TASK DIRECTIONS: Using the data below, determine the number of lines that include the string "icon". Write only that number.

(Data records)
=== Section Start ===

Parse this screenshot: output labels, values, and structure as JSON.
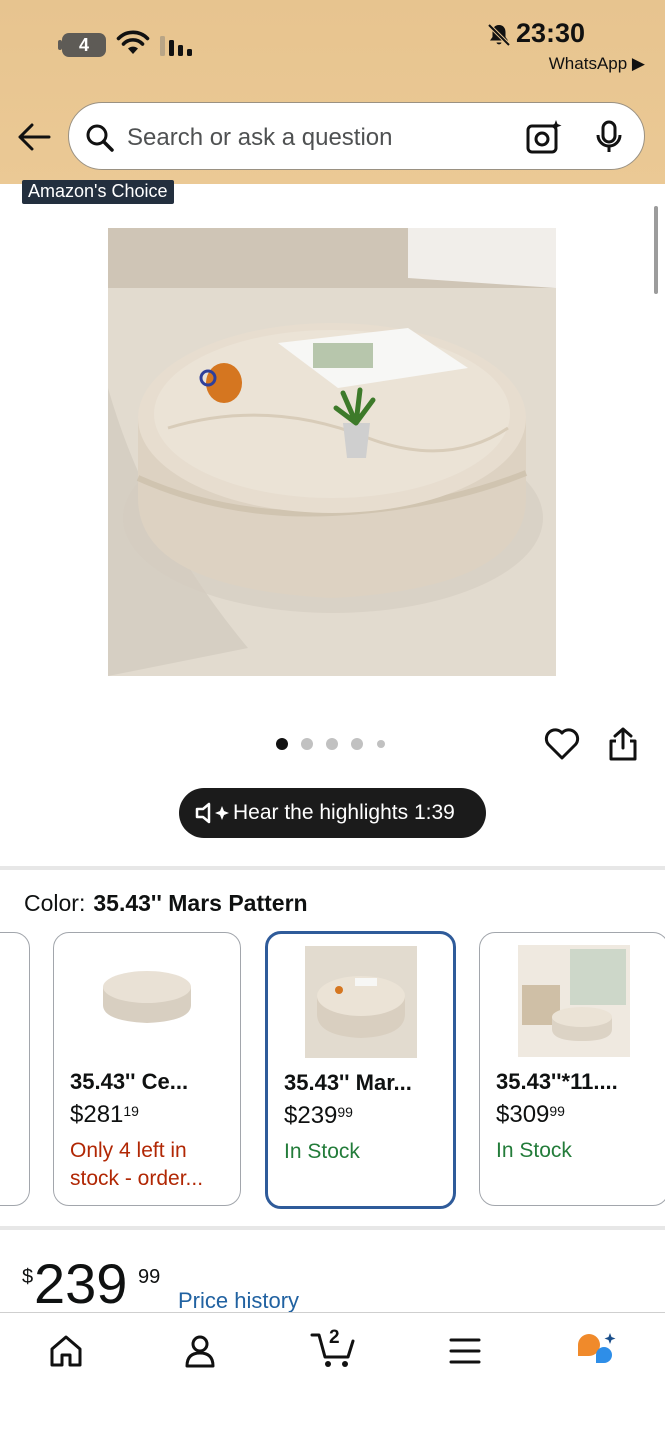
{
  "status_bar": {
    "battery": "4",
    "time": "23:30",
    "back_app": "WhatsApp ▶"
  },
  "search": {
    "placeholder": "Search or ask a question"
  },
  "badge": "Amazon's Choice",
  "carousel": {
    "dots": 5,
    "active": 0
  },
  "highlights": {
    "label": "Hear the highlights 1:39"
  },
  "color": {
    "label": "Color:",
    "value": "35.43'' Mars Pattern"
  },
  "swatches": [
    {
      "name": "35.43'' Ce...",
      "price_whole": "$281",
      "price_frac": "19",
      "stock": "Only 4 left in stock - order...",
      "stock_color": "#b12704",
      "selected": false
    },
    {
      "name": "35.43'' Mar...",
      "price_whole": "$239",
      "price_frac": "99",
      "stock": "In Stock",
      "stock_color": "#237c3a",
      "selected": true
    },
    {
      "name": "35.43''*11....",
      "price_whole": "$309",
      "price_frac": "99",
      "stock": "In Stock",
      "stock_color": "#237c3a",
      "selected": false
    }
  ],
  "price": {
    "currency": "$",
    "whole": "239",
    "fraction": "99"
  },
  "price_history": "Price history",
  "bottom_nav": {
    "items": [
      "home-icon",
      "account-icon",
      "cart-icon",
      "menu-icon",
      "rufus-icon"
    ],
    "cart_count": "2"
  },
  "colors": {
    "header_bg": "#e7c48f",
    "selected_border": "#2f5b9a",
    "link": "#2162a1"
  }
}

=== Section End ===

SOLUTION TO THIS TASK: 5